Wednesday, August 8, 2018
Warning: $10 Million Estate Tax Exemption Can Overfund Trusts at Death and Harm Your Surviving Family
The increase in the generation skipping transfer (GST) tax exemption in the recent legislation may appear to be a great addition to a wealthy person's estate plan, but it could lead to issues if not calculated properly for wills or trusts executed prior to 2018. The death of one spouse could result in a "lopsided" subtrust structure that is contrary to the deceased spouse's intent.
Before the increase, married couples' estate planning documents often directed the estate tax exemption amount to pass to a "credit shelter," "family," "A-B," or "bypass" trust—usually for the benefit of a spouse and/or children—with the excess passing either to the surviving spouse outright or to a marital trust for the surviving spouse's benefit. If a married couple fails to update a "bypass trust" estate plan executed before 2018, and if one spouse dies in 2018, then all or most of the deceased spouse's assets could end up funding the bypass trust(s) without any excess flowing outright to, or in trust for, the surviving spouse (as was intended upon execution of the will or trust).

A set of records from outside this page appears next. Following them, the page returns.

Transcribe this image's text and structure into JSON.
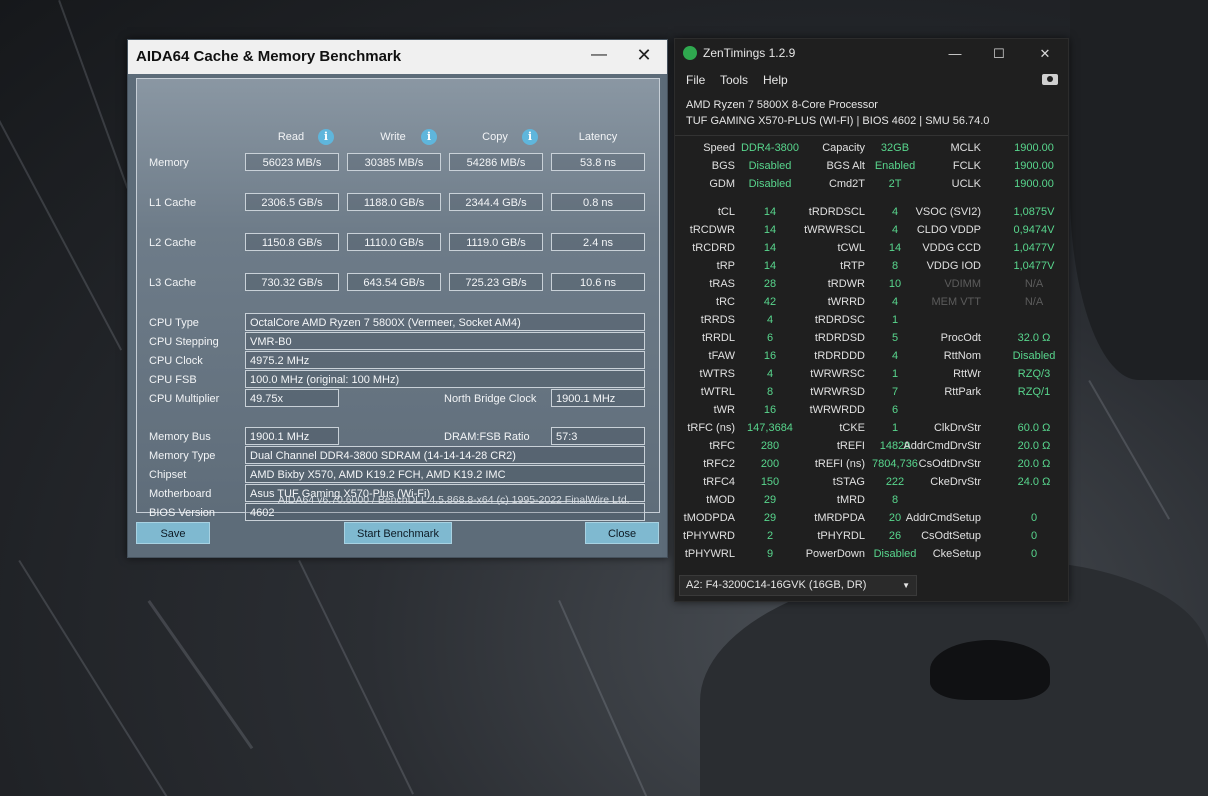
{
  "aida": {
    "title": "AIDA64 Cache & Memory Benchmark",
    "minimize_glyph": "—",
    "close_glyph": "✕",
    "columns": {
      "read": "Read",
      "write": "Write",
      "copy": "Copy",
      "latency": "Latency"
    },
    "info_glyph": "i",
    "rows": [
      {
        "label": "Memory",
        "read": "56023 MB/s",
        "write": "30385 MB/s",
        "copy": "54286 MB/s",
        "latency": "53.8 ns"
      },
      {
        "label": "L1 Cache",
        "read": "2306.5 GB/s",
        "write": "1188.0 GB/s",
        "copy": "2344.4 GB/s",
        "latency": "0.8 ns"
      },
      {
        "label": "L2 Cache",
        "read": "1150.8 GB/s",
        "write": "1110.0 GB/s",
        "copy": "1119.0 GB/s",
        "latency": "2.4 ns"
      },
      {
        "label": "L3 Cache",
        "read": "730.32 GB/s",
        "write": "643.54 GB/s",
        "copy": "725.23 GB/s",
        "latency": "10.6 ns"
      }
    ],
    "cpu": {
      "type_label": "CPU Type",
      "type": "OctalCore AMD Ryzen 7 5800X  (Vermeer, Socket AM4)",
      "stepping_label": "CPU Stepping",
      "stepping": "VMR-B0",
      "clock_label": "CPU Clock",
      "clock": "4975.2 MHz",
      "fsb_label": "CPU FSB",
      "fsb": "100.0 MHz  (original: 100 MHz)",
      "mult_label": "CPU Multiplier",
      "mult": "49.75x",
      "nb_label": "North Bridge Clock",
      "nb": "1900.1 MHz"
    },
    "mem": {
      "bus_label": "Memory Bus",
      "bus": "1900.1 MHz",
      "ratio_label": "DRAM:FSB Ratio",
      "ratio": "57:3",
      "type_label": "Memory Type",
      "type": "Dual Channel DDR4-3800 SDRAM  (14-14-14-28 CR2)",
      "chipset_label": "Chipset",
      "chipset": "AMD Bixby X570, AMD K19.2 FCH, AMD K19.2 IMC",
      "mobo_label": "Motherboard",
      "mobo": "Asus TUF Gaming X570-Plus (Wi-Fi)",
      "bios_label": "BIOS Version",
      "bios": "4602"
    },
    "version": "AIDA64 v6.70.6000 / BenchDLL 4.5.868.8-x64  (c) 1995-2022 FinalWire Ltd.",
    "buttons": {
      "save": "Save",
      "start": "Start Benchmark",
      "close": "Close"
    }
  },
  "zen": {
    "title": "ZenTimings 1.2.9",
    "min_glyph": "—",
    "max_glyph": "☐",
    "close_glyph": "✕",
    "menu": {
      "file": "File",
      "tools": "Tools",
      "help": "Help"
    },
    "cpu_line": "AMD Ryzen 7 5800X 8-Core Processor",
    "board_line": "TUF GAMING X570-PLUS (WI-FI) | BIOS 4602 | SMU 56.74.0",
    "top": [
      [
        "Speed",
        "DDR4-3800",
        "Capacity",
        "32GB",
        "MCLK",
        "1900.00"
      ],
      [
        "BGS",
        "Disabled",
        "BGS Alt",
        "Enabled",
        "FCLK",
        "1900.00"
      ],
      [
        "GDM",
        "Disabled",
        "Cmd2T",
        "2T",
        "UCLK",
        "1900.00"
      ]
    ],
    "timings": [
      [
        "tCL",
        "14",
        "tRDRDSCL",
        "4",
        "VSOC (SVI2)",
        "1,0875V"
      ],
      [
        "tRCDWR",
        "14",
        "tWRWRSCL",
        "4",
        "CLDO VDDP",
        "0,9474V"
      ],
      [
        "tRCDRD",
        "14",
        "tCWL",
        "14",
        "VDDG CCD",
        "1,0477V"
      ],
      [
        "tRP",
        "14",
        "tRTP",
        "8",
        "VDDG IOD",
        "1,0477V"
      ],
      [
        "tRAS",
        "28",
        "tRDWR",
        "10",
        "VDIMM",
        "N/A"
      ],
      [
        "tRC",
        "42",
        "tWRRD",
        "4",
        "MEM VTT",
        "N/A"
      ],
      [
        "tRRDS",
        "4",
        "tRDRDSC",
        "1",
        "",
        ""
      ],
      [
        "tRRDL",
        "6",
        "tRDRDSD",
        "5",
        "ProcOdt",
        "32.0 Ω"
      ],
      [
        "tFAW",
        "16",
        "tRDRDDD",
        "4",
        "RttNom",
        "Disabled"
      ],
      [
        "tWTRS",
        "4",
        "tWRWRSC",
        "1",
        "RttWr",
        "RZQ/3"
      ],
      [
        "tWTRL",
        "8",
        "tWRWRSD",
        "7",
        "RttPark",
        "RZQ/1"
      ],
      [
        "tWR",
        "16",
        "tWRWRDD",
        "6",
        "",
        ""
      ],
      [
        "tRFC (ns)",
        "147,3684",
        "tCKE",
        "1",
        "ClkDrvStr",
        "60.0 Ω"
      ],
      [
        "tRFC",
        "280",
        "tREFI",
        "14829",
        "AddrCmdDrvStr",
        "20.0 Ω"
      ],
      [
        "tRFC2",
        "200",
        "tREFI (ns)",
        "7804,736",
        "CsOdtDrvStr",
        "20.0 Ω"
      ],
      [
        "tRFC4",
        "150",
        "tSTAG",
        "222",
        "CkeDrvStr",
        "24.0 Ω"
      ],
      [
        "tMOD",
        "29",
        "tMRD",
        "8",
        "",
        ""
      ],
      [
        "tMODPDA",
        "29",
        "tMRDPDA",
        "20",
        "AddrCmdSetup",
        "0"
      ],
      [
        "tPHYWRD",
        "2",
        "tPHYRDL",
        "26",
        "CsOdtSetup",
        "0"
      ],
      [
        "tPHYWRL",
        "9",
        "PowerDown",
        "Disabled",
        "CkeSetup",
        "0"
      ]
    ],
    "dimm_select": "A2: F4-3200C14-16GVK (16GB, DR)",
    "dropdown_glyph": "▼",
    "colors": {
      "value_green": "#58d68d",
      "dim_gray": "#5c5c5c"
    }
  }
}
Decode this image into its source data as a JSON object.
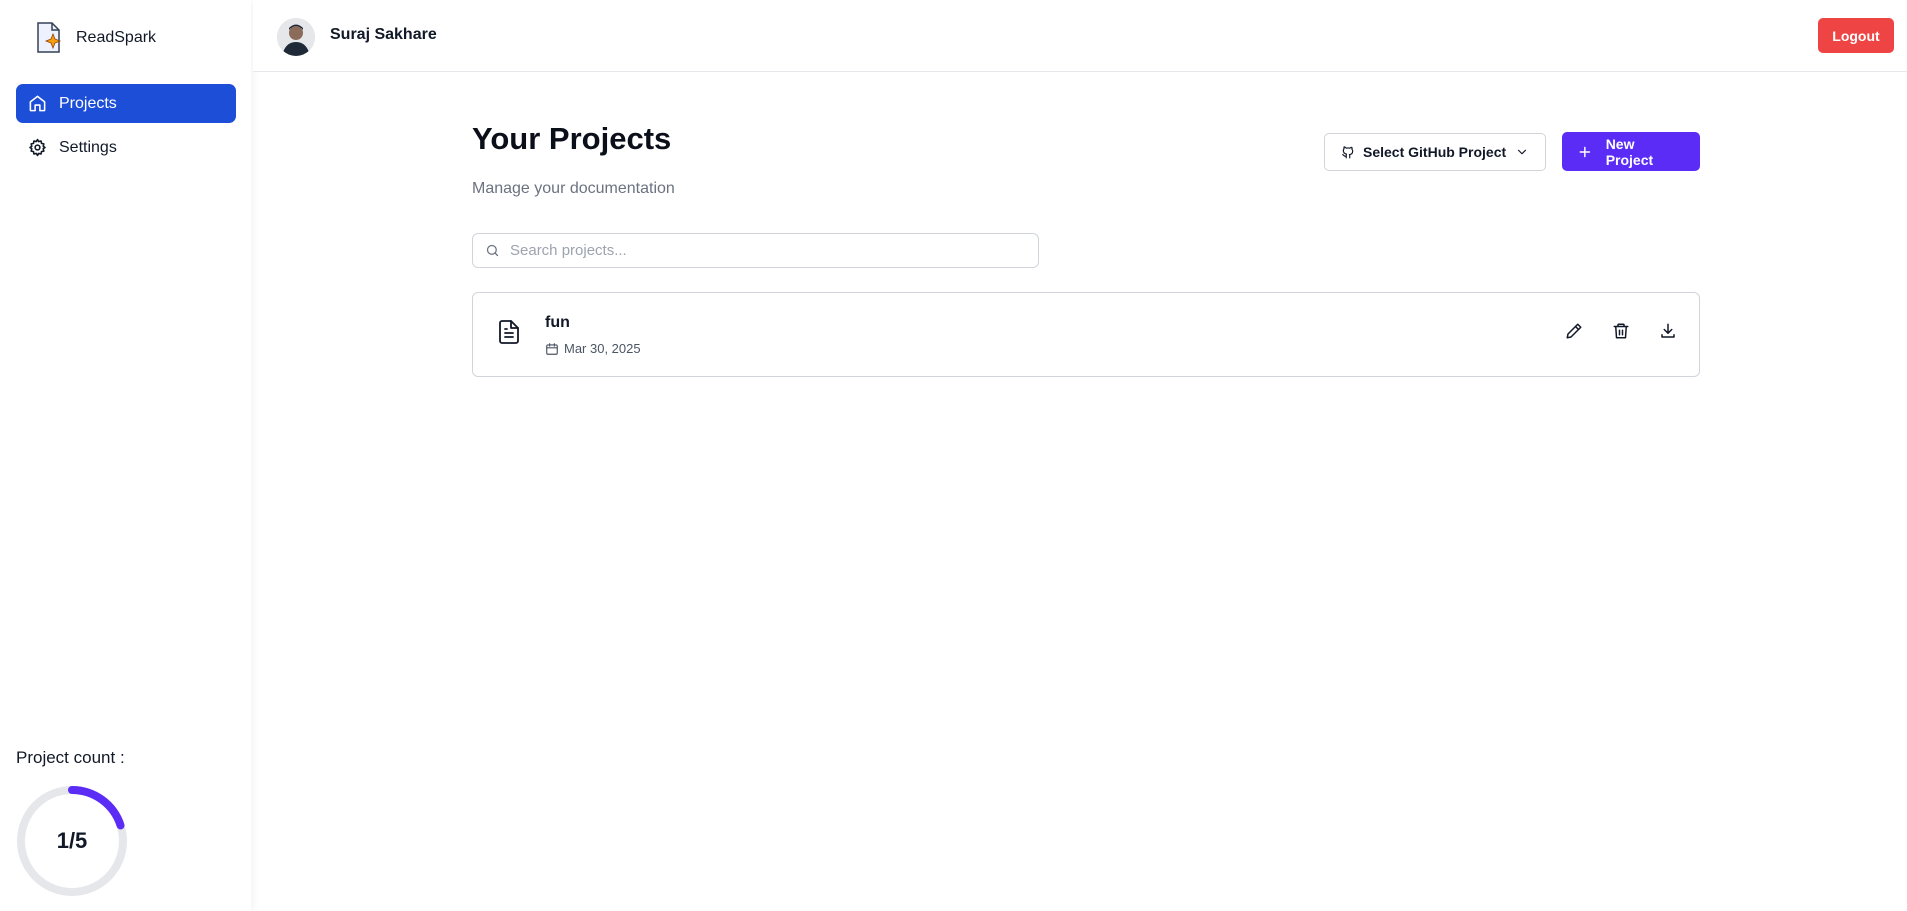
{
  "app": {
    "name": "ReadSpark"
  },
  "sidebar": {
    "items": [
      {
        "label": "Projects",
        "icon": "home-icon",
        "active": true
      },
      {
        "label": "Settings",
        "icon": "gear-icon",
        "active": false
      }
    ],
    "project_count_label": "Project count :",
    "project_count_text": "1/5",
    "project_count": {
      "used": 1,
      "max": 5
    }
  },
  "header": {
    "user_name": "Suraj Sakhare",
    "logout_label": "Logout"
  },
  "main": {
    "title": "Your Projects",
    "subtitle": "Manage your documentation",
    "github_select_label": "Select GitHub Project",
    "new_project_label": "New Project",
    "search_placeholder": "Search projects...",
    "projects": [
      {
        "name": "fun",
        "date": "Mar 30, 2025"
      }
    ]
  },
  "colors": {
    "primary_nav": "#1d4ed8",
    "accent_purple": "#5b2cf6",
    "logout_red": "#ef4444"
  }
}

See John R. Cella, Jr., Warning: $10 Million Estate Tax Exemption Can Overfund Trusts at Death and Harm Your Surviving Family, Ward and Smith, August 3, 2018.
Special thanks to Jim Hillhouse (Professional Legal Marketing (PLM, Inc.) for bringing this article to my attention.